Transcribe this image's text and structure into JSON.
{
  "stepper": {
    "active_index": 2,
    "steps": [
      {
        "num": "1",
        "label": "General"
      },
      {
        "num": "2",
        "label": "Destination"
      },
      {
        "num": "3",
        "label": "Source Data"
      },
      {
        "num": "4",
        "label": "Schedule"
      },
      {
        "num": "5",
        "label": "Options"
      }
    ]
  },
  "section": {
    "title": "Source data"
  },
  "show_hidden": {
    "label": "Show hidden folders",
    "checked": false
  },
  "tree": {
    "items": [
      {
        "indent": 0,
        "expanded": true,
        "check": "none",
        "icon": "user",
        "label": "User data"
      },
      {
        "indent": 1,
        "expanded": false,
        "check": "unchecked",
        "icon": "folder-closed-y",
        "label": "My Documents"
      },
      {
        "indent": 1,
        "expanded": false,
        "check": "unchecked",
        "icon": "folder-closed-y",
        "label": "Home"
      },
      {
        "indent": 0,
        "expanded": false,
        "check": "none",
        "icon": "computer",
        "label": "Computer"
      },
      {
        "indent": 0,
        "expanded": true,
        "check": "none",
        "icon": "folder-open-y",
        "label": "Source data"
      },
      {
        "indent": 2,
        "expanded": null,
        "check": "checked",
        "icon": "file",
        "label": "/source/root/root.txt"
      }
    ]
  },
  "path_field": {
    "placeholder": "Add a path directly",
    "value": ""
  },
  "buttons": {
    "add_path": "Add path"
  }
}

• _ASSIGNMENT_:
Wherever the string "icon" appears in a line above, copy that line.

• _TASK RESPONSE_:
        "icon": "user",
        "icon": "folder-closed-y",
        "icon": "folder-closed-y",
        "icon": "computer",
        "icon": "folder-open-y",
        "icon": "file",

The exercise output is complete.